**INFORMATION SHOWN:**
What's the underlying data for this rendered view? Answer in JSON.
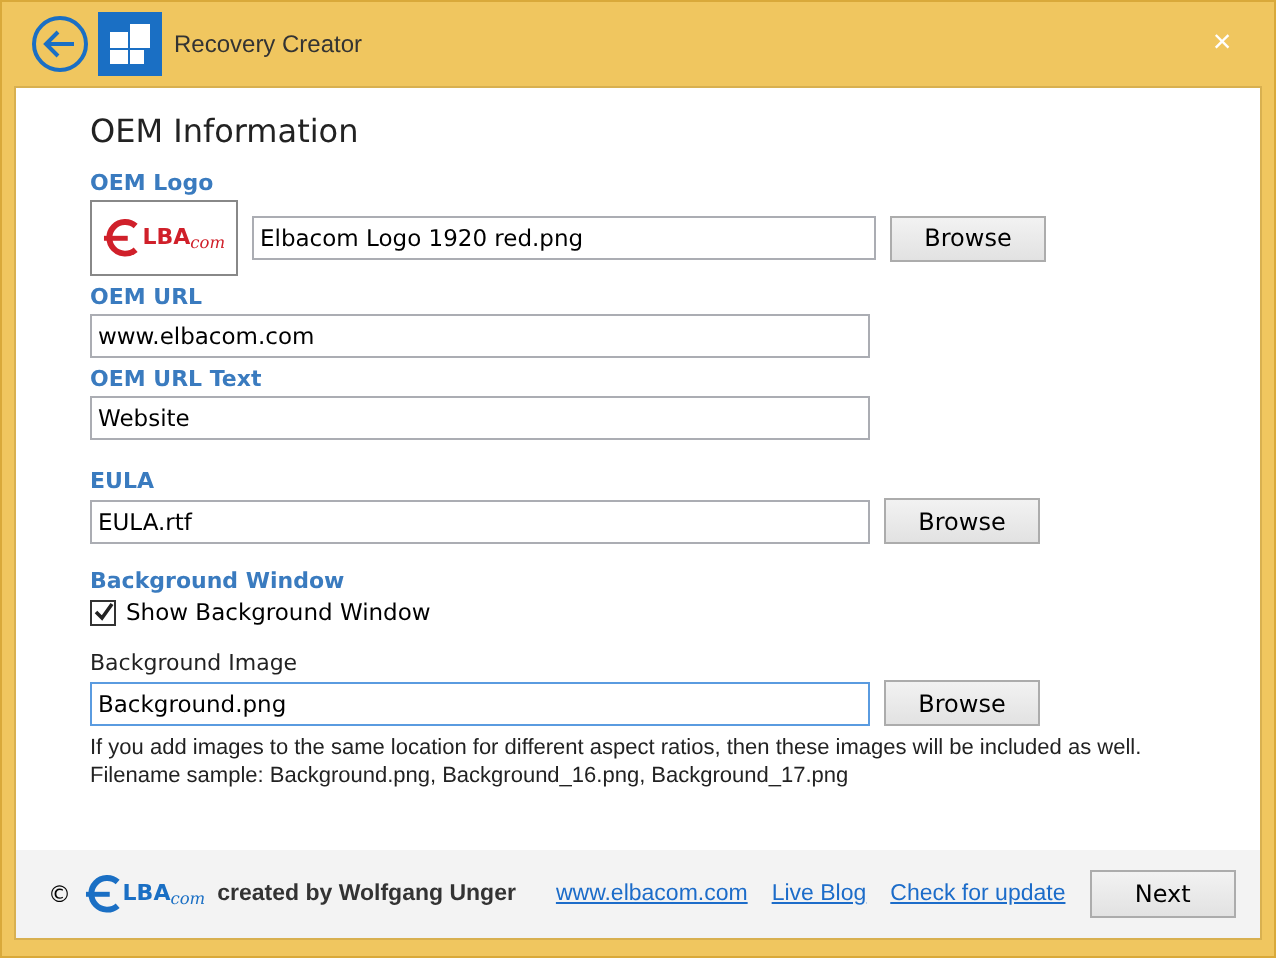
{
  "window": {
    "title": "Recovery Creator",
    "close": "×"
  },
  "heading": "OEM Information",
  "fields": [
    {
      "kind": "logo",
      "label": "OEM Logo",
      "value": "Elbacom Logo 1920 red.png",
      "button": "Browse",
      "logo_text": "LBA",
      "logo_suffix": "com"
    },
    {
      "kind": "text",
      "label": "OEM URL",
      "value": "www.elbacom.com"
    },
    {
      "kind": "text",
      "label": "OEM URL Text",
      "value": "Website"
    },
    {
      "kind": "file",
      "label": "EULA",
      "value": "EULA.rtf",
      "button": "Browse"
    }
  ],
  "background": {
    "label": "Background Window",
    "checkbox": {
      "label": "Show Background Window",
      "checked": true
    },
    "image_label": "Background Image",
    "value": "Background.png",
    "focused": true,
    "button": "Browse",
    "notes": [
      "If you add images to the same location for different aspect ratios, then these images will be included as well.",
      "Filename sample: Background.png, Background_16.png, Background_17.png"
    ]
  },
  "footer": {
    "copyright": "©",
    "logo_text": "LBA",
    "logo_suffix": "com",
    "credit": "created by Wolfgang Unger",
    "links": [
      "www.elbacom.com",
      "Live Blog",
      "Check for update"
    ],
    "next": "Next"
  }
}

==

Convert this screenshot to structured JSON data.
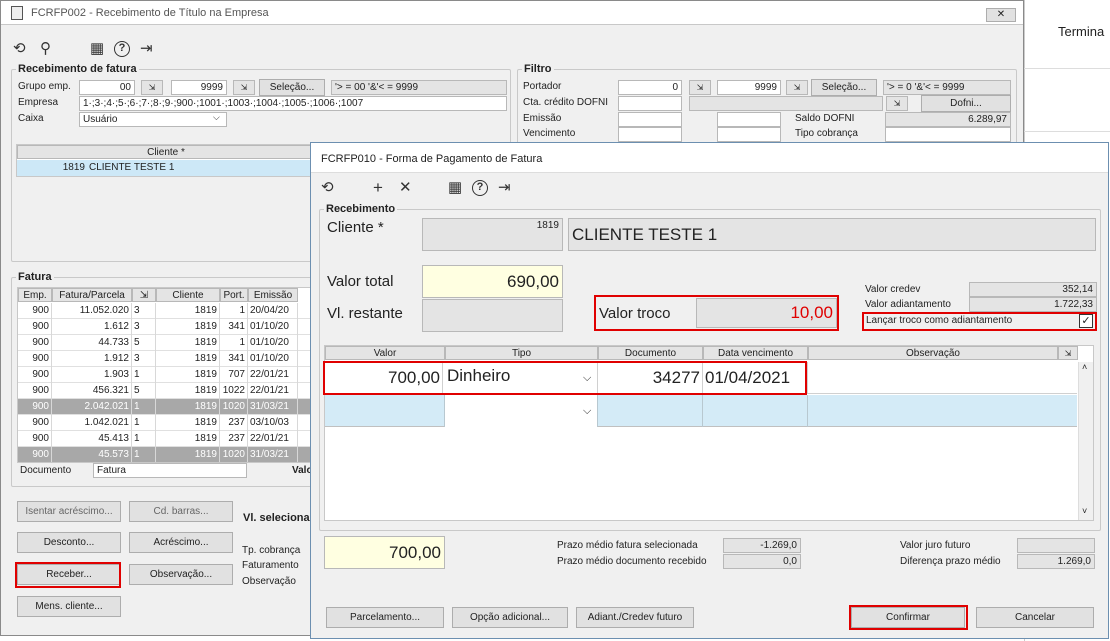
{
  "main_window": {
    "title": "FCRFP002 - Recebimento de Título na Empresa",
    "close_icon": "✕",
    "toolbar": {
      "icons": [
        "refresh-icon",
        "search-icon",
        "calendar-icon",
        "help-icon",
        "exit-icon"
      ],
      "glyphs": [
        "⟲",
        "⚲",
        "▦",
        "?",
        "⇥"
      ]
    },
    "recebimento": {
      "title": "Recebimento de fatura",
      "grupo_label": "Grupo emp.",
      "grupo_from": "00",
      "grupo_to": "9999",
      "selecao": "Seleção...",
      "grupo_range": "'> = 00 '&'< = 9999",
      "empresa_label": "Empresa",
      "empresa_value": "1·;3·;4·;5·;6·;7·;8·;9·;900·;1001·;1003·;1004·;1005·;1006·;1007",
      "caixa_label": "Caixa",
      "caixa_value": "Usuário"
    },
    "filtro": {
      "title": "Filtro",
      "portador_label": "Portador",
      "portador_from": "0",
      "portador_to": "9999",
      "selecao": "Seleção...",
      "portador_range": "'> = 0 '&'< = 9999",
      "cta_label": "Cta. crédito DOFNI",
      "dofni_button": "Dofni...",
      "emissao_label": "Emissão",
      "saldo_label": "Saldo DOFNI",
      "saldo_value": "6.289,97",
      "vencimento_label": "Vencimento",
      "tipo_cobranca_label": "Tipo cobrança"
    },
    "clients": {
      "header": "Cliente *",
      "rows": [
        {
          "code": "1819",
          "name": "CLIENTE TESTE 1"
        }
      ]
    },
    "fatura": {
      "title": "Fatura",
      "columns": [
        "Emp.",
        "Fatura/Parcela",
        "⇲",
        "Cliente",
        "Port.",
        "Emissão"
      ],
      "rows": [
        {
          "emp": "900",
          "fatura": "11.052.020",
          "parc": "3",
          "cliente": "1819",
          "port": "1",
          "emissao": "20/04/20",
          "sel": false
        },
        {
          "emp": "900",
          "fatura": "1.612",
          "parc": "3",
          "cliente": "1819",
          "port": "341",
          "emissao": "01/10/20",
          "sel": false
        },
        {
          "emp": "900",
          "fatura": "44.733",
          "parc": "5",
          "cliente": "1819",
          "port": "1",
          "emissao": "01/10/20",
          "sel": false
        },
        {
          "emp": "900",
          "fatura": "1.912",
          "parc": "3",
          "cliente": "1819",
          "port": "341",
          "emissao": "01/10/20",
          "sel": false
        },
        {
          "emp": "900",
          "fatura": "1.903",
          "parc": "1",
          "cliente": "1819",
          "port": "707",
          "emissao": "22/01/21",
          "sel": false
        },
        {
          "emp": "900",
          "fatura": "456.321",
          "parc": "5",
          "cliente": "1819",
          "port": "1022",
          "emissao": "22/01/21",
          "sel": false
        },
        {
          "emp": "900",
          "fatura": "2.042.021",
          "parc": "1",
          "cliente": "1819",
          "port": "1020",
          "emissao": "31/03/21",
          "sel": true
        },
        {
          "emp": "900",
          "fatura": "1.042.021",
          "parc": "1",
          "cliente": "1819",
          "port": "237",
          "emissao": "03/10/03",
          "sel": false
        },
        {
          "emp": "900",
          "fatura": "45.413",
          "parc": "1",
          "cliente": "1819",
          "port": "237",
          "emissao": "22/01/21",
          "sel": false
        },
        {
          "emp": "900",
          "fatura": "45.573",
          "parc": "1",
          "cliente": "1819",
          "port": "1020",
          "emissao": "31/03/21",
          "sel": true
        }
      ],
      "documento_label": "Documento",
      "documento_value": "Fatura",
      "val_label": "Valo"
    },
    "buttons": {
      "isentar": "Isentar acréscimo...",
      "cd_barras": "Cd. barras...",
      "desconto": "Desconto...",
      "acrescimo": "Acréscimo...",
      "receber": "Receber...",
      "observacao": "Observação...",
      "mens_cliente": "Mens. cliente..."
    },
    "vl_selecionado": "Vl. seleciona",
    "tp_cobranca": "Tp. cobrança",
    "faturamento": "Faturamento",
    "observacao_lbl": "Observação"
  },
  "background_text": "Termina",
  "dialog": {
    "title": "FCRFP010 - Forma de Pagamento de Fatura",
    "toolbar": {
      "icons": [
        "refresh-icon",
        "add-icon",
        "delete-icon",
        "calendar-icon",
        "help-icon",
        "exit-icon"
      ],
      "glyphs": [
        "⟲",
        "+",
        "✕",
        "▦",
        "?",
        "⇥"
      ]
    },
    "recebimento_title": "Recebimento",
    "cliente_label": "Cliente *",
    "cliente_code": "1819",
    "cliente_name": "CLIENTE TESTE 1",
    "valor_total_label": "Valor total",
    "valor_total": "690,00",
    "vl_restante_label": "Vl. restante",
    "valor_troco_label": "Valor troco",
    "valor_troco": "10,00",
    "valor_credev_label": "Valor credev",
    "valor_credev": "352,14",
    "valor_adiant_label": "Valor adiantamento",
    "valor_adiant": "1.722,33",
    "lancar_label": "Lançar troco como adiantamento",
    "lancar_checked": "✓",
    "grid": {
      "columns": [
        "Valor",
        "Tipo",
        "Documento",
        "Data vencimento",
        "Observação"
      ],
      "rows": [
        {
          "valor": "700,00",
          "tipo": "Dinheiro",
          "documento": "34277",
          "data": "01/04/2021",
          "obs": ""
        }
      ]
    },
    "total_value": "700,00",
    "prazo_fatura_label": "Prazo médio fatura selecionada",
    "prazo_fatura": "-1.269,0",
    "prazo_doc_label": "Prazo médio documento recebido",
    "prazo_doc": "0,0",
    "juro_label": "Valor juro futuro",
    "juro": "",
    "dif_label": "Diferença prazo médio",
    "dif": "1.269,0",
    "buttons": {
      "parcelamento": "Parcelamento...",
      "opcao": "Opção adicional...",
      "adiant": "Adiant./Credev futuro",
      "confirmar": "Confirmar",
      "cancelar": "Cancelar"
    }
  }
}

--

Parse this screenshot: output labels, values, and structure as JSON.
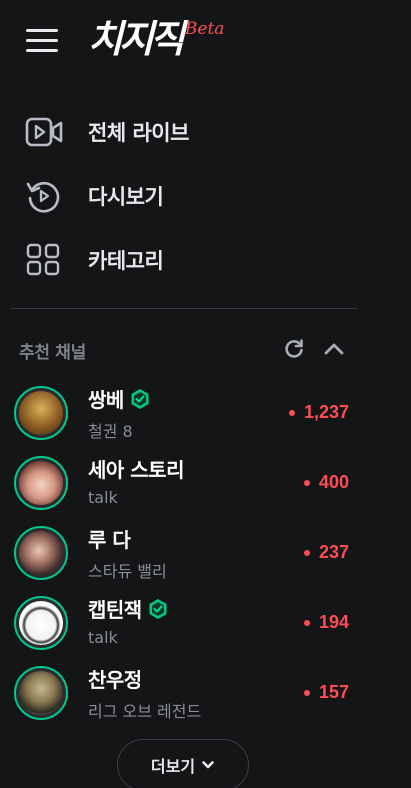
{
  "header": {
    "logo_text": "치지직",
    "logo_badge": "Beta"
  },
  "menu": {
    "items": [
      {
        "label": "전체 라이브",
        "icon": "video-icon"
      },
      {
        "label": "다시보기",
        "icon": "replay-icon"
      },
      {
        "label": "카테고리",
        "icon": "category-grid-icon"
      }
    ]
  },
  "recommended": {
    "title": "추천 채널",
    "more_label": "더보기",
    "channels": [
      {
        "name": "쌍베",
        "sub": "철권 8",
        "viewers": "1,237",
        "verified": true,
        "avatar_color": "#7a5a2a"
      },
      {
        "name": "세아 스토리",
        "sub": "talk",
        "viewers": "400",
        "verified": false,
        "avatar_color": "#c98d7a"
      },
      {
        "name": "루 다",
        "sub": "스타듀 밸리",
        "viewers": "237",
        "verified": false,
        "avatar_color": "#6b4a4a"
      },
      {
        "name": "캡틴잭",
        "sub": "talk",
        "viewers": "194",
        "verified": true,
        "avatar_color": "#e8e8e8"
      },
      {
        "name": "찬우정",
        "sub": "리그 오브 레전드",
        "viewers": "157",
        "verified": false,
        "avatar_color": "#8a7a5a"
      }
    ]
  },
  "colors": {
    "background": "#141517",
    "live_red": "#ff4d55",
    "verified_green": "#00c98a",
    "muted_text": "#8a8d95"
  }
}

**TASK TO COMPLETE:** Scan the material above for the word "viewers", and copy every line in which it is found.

**RESULT OF THIS TASK:**
        "viewers": "1,237",
        "viewers": "400",
        "viewers": "237",
        "viewers": "194",
        "viewers": "157",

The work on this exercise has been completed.